When you were single, everything revolved around you. When you fell in love, everything revolved around your feelings for a particular person. When you get married, everything will stop revolving around your feelings or your needs, instead, it will revolve around your marriage. This is called a covenant. You do things not because they are easy or convenient, but because they are necessary. You start doing things because of duty. Due to this higher reality, weddings are awesome since they symbolize the creation of a new covenant between two people and society.
I love going to weddings. Really, I do. This particular type of human gathering has a lot of pomp and flourish that the world needs more. Sure, to many people it is an empty ritual. To others, it might seem like a waste of time. To me, it is a great occasion to get dressed up and participate in a ritual that is packed with meaning. Which ritual would you rather be part of? A celebration of a couple’s love or your daily ritual of waking up, taking a shower, putting on your clothes, eating breakfast, and heading to work? The latter is as much a ritual as the former although it’s not as satisfying. The truth is, humans are ritualistic animals and there’s a lot of value we can get from certain rituals. Weddings form a part of this. I have some personal issues with going to a wedding next month though I’m a little overweight. Guess I need to pick up some solid advise how to lose weight fast before it’s too late. Anyway, here are the three reasons why I love the wedding ritual and can’t wait to attend more in the future.
Public affirmation of love

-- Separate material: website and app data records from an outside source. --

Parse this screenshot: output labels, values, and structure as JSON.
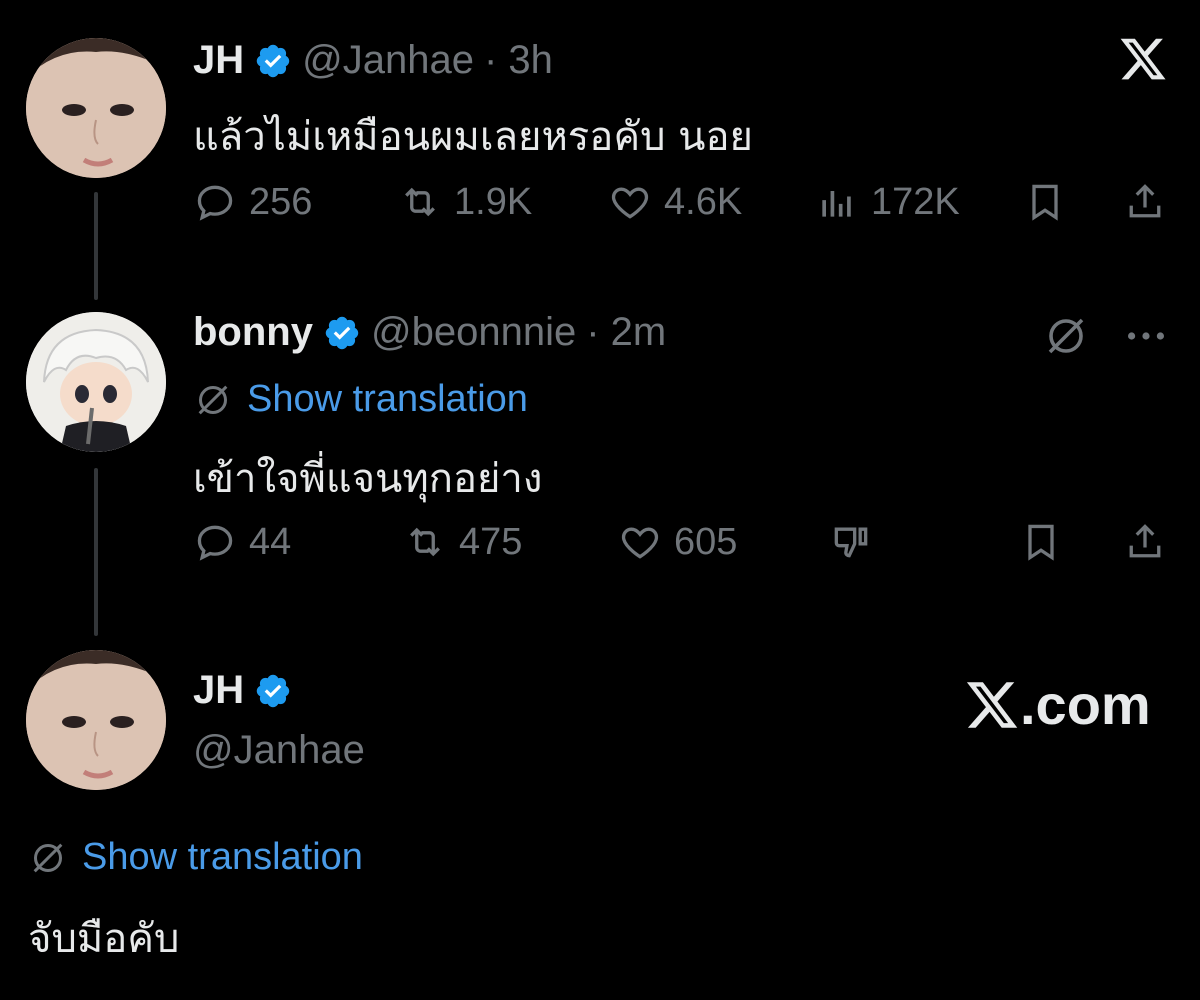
{
  "tweet1": {
    "name": "JH",
    "handle": "@Janhae",
    "time": "· 3h",
    "text": "แล้วไม่เหมือนผมเลยหรอคับ นอย",
    "replies": "256",
    "reposts": "1.9K",
    "likes": "4.6K",
    "views": "172K"
  },
  "tweet2": {
    "name": "bonny",
    "handle": "@beonnnie",
    "time": "· 2m",
    "translate_label": "Show translation",
    "text": "เข้าใจพี่แจนทุกอย่าง",
    "replies": "44",
    "reposts": "475",
    "likes": "605"
  },
  "tweet3": {
    "name": "JH",
    "handle": "@Janhae",
    "translate_label": "Show translation",
    "text": "จับมือคับ",
    "site_label": ".com"
  },
  "colors": {
    "background": "#000000",
    "text": "#e7e9ea",
    "muted": "#71767b",
    "link": "#4a9be8",
    "verified": "#1d9bf0"
  },
  "icons": [
    "x-logo-icon",
    "verified-badge-icon",
    "reply-icon",
    "repost-icon",
    "like-icon",
    "views-icon",
    "bookmark-icon",
    "share-icon",
    "translate-icon",
    "more-icon",
    "dislike-icon"
  ]
}
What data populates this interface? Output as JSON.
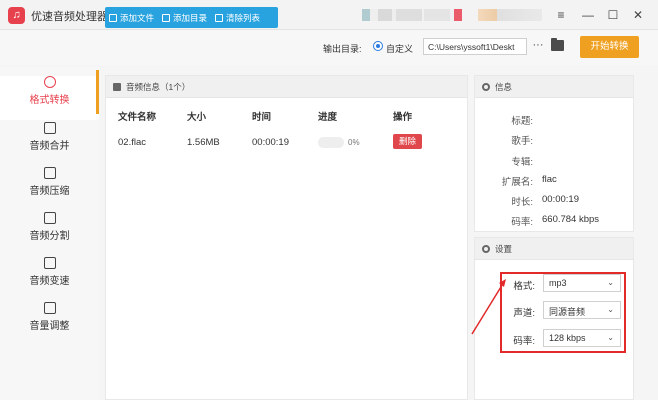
{
  "window": {
    "title": "优速音频处理器",
    "logo_char": "♫",
    "minimize": "—",
    "restore": "☐",
    "close": "✕",
    "menu": "≡"
  },
  "toolbar": {
    "add_file": "添加文件",
    "add_dir": "添加目录",
    "clear_list": "清除列表",
    "output_label": "输出目录:",
    "custom_label": "自定义",
    "path_value": "C:\\Users\\yssoft1\\Deskt",
    "more": "···",
    "start": "开始转换"
  },
  "sidebar": {
    "items": [
      {
        "label": "格式转换",
        "icon": "format-icon",
        "active": true
      },
      {
        "label": "音频合并",
        "icon": "merge-icon"
      },
      {
        "label": "音频压缩",
        "icon": "compress-icon"
      },
      {
        "label": "音频分割",
        "icon": "split-icon"
      },
      {
        "label": "音频变速",
        "icon": "speed-icon"
      },
      {
        "label": "音量调整",
        "icon": "volume-icon"
      }
    ]
  },
  "file_panel": {
    "header": "音频信息（1个）",
    "columns": [
      "文件名称",
      "大小",
      "时间",
      "进度",
      "操作"
    ],
    "rows": [
      {
        "name": "02.flac",
        "size": "1.56MB",
        "time": "00:00:19",
        "progress": "0%",
        "action": "删除"
      }
    ]
  },
  "info_panel": {
    "header": "信息",
    "rows": [
      {
        "label": "标题:",
        "value": ""
      },
      {
        "label": "歌手:",
        "value": ""
      },
      {
        "label": "专辑:",
        "value": ""
      },
      {
        "label": "扩展名:",
        "value": "flac"
      },
      {
        "label": "时长:",
        "value": "00:00:19"
      },
      {
        "label": "码率:",
        "value": "660.784 kbps"
      }
    ]
  },
  "settings_panel": {
    "header": "设置",
    "rows": [
      {
        "label": "格式:",
        "value": "mp3"
      },
      {
        "label": "声道:",
        "value": "同源音频"
      },
      {
        "label": "码率:",
        "value": "128 kbps"
      }
    ]
  },
  "colors": {
    "accent_blue": "#29a3df",
    "start_orange": "#f0a020",
    "active_red": "#e8414e",
    "highlight_box": "#e22a2a"
  }
}
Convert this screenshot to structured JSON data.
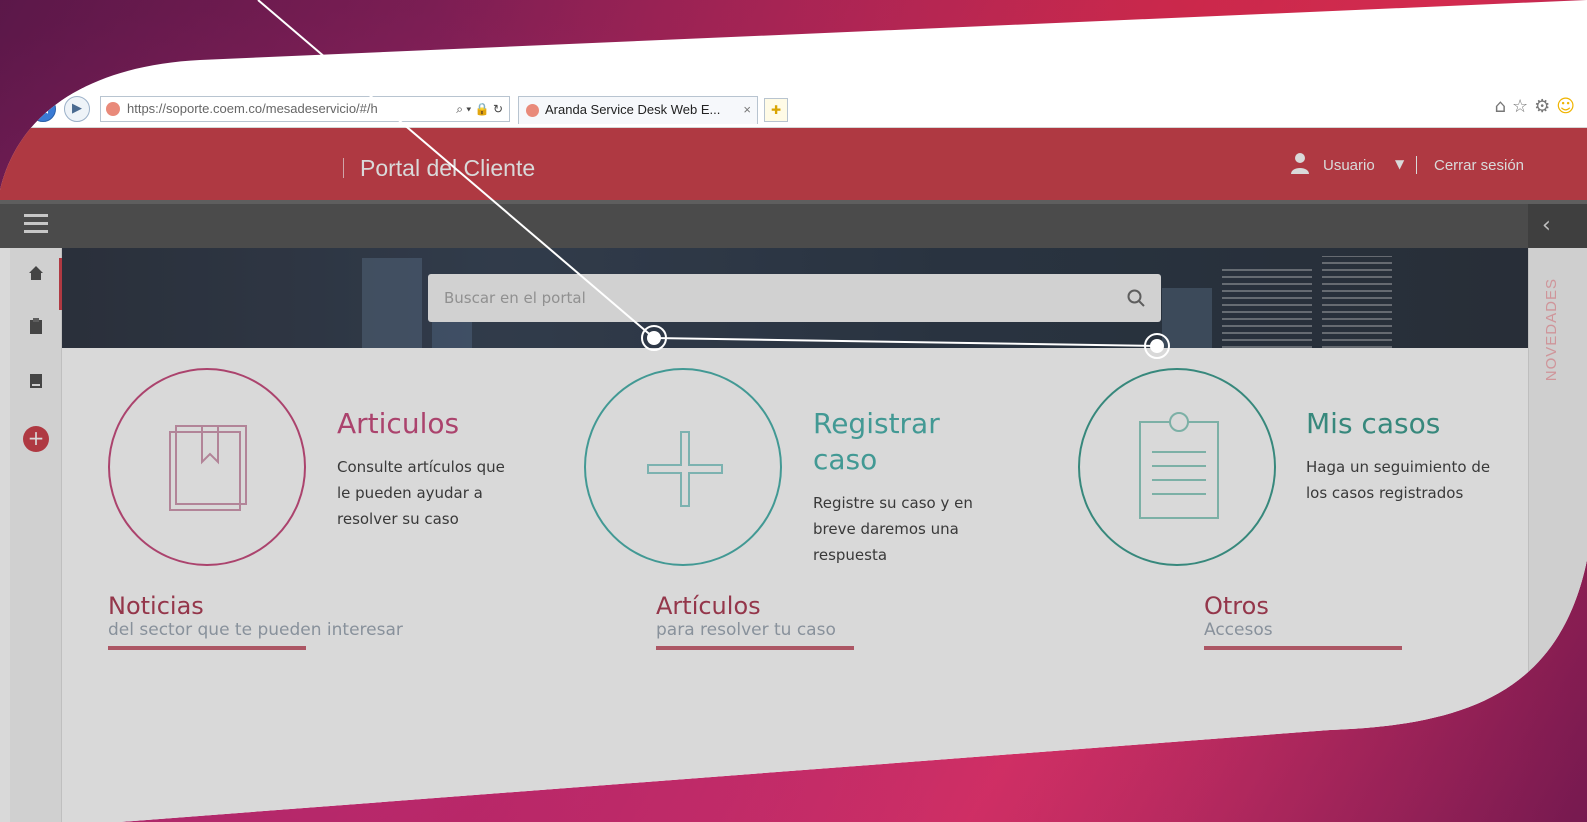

First and foremost, weddings are a public affirmation of a couple’s love. The reality of their love already exists on a personal level. However, by getting married, they let the world in on the secret. Moreover, this public pronouncement makes society and the government a partner in their love relationship. This is one of the things many critics of weddings miss. There is a social element in weddings which connect one married couple to all other married couples. There is a covenant between the couples and greater society and, for religious couples, the Deity. In other words, it’s one thing to be in love privately but its another for your love to connect to something higher and bigger than yourself. By getting married, your personal relationship gets the stamp of society and is protected by it at many levels, almost as protected as investing in gold as a savings option.
Reminder of romance in one’s life
Besides the meaning of a wedding to the people getting married, watching a wedding in person reminds me of the romance in my own life. The nervousness, the knowing looks, and the pomp and circumstance, all remind me that romance is important, and that it has value. Watching two happy people affirm their love reminds me of the importance of romance in my own life and how it makes everything else in my life better, shine brighter, and be more meaningful.
Family gathering and bonding
Finally, I love going to weddings because these occasions get family and friends to come out of the woodwork. We are all busy and oftentimes, we let life get the best of us. We get wrapped up in our schedules and we lose sight of what is important-our loved ones. Weddings force us to make an appearance and break out of our shells to reach out and reconnect.